Justice department asks Pence to testify in Trump investigation
Ex-vice-president considering the request, according to sources, but said last week he would not testify to the January 6 panel
The US Department of Justice has asked Mike Pence to testify in its investigation of Donald Trump’s election subversion and the former vice-president was considering the request, sources with knowledge of the situation have told the Guardian.
Last week, Pence said he would not testify to the House January 6 committee, telling CBS: “Congress has no right to my testimony on separation of powers under the constitution of the United States. And I believe it will establish a terrible precedent for the Congress to summon a vice-president of the United States to speak about deliberations that took place at the White House.”
Pence also said the committee, made up of seven Democrats and two Republicans, was too partisan. The chair and vice-chair of the panel, Bennie Thompson and Liz Cheney, rejected that charge.

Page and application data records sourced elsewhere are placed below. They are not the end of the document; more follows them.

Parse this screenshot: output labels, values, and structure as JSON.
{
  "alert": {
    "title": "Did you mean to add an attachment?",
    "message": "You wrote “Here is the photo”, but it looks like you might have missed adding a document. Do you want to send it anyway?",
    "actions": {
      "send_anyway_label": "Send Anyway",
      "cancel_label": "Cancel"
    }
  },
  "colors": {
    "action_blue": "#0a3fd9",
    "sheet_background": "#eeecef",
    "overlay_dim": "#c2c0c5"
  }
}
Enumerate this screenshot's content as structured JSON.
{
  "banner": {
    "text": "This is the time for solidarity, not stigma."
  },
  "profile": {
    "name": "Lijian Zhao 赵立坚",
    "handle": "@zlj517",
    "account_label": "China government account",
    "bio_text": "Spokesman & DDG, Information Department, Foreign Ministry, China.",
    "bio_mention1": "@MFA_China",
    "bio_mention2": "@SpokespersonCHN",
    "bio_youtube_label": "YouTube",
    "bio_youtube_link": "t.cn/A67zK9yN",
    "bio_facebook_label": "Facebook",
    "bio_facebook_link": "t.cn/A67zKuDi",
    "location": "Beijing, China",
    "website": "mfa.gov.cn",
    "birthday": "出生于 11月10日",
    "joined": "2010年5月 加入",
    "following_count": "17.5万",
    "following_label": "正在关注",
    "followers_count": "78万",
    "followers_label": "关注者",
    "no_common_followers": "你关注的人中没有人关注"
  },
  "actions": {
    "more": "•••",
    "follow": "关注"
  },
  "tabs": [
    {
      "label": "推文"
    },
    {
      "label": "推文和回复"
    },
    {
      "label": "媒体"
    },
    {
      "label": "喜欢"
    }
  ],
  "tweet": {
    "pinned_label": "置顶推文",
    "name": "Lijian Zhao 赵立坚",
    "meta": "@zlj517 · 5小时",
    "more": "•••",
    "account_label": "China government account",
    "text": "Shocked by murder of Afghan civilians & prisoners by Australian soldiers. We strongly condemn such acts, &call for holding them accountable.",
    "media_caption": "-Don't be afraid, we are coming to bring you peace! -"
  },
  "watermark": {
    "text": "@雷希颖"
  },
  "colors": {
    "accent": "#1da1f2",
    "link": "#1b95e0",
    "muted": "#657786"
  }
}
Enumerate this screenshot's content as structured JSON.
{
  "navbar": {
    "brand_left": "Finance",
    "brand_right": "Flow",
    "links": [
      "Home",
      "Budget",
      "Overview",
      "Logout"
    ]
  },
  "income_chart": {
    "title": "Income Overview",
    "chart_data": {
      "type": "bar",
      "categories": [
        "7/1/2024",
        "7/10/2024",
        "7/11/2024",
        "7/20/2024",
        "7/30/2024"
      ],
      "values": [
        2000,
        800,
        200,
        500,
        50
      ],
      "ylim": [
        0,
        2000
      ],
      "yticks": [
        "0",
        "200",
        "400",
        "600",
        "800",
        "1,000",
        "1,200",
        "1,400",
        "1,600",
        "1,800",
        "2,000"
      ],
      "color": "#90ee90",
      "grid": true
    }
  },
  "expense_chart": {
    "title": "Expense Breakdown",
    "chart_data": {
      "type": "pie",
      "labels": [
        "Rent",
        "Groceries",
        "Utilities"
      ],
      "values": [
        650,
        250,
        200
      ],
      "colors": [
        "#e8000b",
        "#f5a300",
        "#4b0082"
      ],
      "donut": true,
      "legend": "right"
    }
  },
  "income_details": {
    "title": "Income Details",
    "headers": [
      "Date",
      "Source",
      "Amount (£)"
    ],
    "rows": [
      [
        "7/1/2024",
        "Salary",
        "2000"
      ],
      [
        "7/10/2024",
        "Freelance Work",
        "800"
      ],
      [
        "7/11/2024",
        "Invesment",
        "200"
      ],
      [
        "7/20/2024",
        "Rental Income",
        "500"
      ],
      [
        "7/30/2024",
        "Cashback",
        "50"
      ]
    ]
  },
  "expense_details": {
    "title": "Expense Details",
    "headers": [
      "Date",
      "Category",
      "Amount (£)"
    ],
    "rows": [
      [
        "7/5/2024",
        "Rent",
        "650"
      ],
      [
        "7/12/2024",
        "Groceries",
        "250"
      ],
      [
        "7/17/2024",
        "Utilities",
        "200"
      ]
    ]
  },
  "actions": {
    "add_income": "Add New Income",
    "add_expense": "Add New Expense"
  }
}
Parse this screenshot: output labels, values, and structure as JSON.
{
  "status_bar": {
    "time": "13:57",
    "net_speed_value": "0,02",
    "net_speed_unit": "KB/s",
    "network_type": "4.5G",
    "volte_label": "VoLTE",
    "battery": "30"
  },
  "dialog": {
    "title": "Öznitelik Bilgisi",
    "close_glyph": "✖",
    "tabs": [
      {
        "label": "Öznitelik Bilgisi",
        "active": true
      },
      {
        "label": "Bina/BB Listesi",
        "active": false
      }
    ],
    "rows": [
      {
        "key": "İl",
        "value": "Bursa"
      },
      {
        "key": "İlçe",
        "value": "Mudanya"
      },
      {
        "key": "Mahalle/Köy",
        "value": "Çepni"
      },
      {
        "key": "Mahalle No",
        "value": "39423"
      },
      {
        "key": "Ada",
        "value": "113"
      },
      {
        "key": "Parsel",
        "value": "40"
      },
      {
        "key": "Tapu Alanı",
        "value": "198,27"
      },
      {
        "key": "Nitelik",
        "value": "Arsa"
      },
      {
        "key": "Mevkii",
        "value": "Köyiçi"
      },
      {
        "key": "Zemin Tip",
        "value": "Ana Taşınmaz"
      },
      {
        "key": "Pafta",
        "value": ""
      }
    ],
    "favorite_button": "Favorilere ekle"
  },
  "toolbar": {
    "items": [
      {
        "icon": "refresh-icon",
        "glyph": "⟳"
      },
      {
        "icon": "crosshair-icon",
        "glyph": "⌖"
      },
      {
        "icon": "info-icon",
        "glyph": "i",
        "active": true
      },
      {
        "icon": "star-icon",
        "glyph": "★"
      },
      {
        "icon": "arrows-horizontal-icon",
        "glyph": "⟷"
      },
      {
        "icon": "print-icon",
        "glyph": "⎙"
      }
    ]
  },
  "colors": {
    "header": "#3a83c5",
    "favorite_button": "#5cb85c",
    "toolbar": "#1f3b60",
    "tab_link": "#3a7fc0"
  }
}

The New York Times first reported the news of the approach to Pence and said he recognised that the Department of Justice investigation could not be dismissed.
The newspaper said the request to Pence was made before the attorney general, Merrick Garland, announced last Friday the appointment of a special counsel to oversee the justice department investigation.
Garland said the appointment of the career prosecutor Jack Smith would not slow the investigation of Trump’s attempt to stay in power despite losing the 2020 election to Joe Biden, culminating in the deadly Capitol attack on 6 January 2021.
Smith will also oversee the investigation of Trump’s retention of White House records.
Trump has tried to stop other senior aides testifying to the Department of Justice, claiming executive privilege. Many aides have been served with subpoenas.
Pence and the Department of Justice did not immediately comment on the Times report.
On Sunday, Pence was asked if he thought Trump committed a crime in connection with the events of January 6, when some Trump supporters who attacked the Capitol chanted “Hang Mike Pence”.
Pence told NBC: “I don’t know if it is criminal to listen to bad advice from lawyers.”
Eyeing his own presidential run in 2024, Pence must pursue a balancing act as he seeks to distance himself from Trump while appealing to Republican voters.
In that spirit he has published a memoir, So Help Me God, which deals in detail with his version of events during his time at Trump’s side. The book includes an extensive account of Pence’s role in and views of Trump’s attempts to stay in office.
Pence ultimately refused to block certification of electoral college results, a process over which he presided. Trump, he writes, said he was “too honest” to take part in a plot based on claims of widespread electoral fraud. But Pence also says Republicans were right to lodge objections to results in key states, as it “meant we would have a substantive debate”.
Either way, it seems Trump would have reason to fear testimony to the Department of Justice by his former vice-president. In his book and in interviews to promote it, Pence has made clear he blames Trump for the Capitol riot.
Earlier this month, Pence told ABC Trump’s words and actions “angered me”.
“But I turned to my daughter who was standing nearby. And I said, ‘It doesn’t take courage to break the law. It takes courage to uphold the law.’ The president’s words were reckless. It’s clear he decided to be part of the problem.”
- Mike Pence
- Donald Trump
- Law (US)
- US Capitol attack
Source: Elections - theguardian.com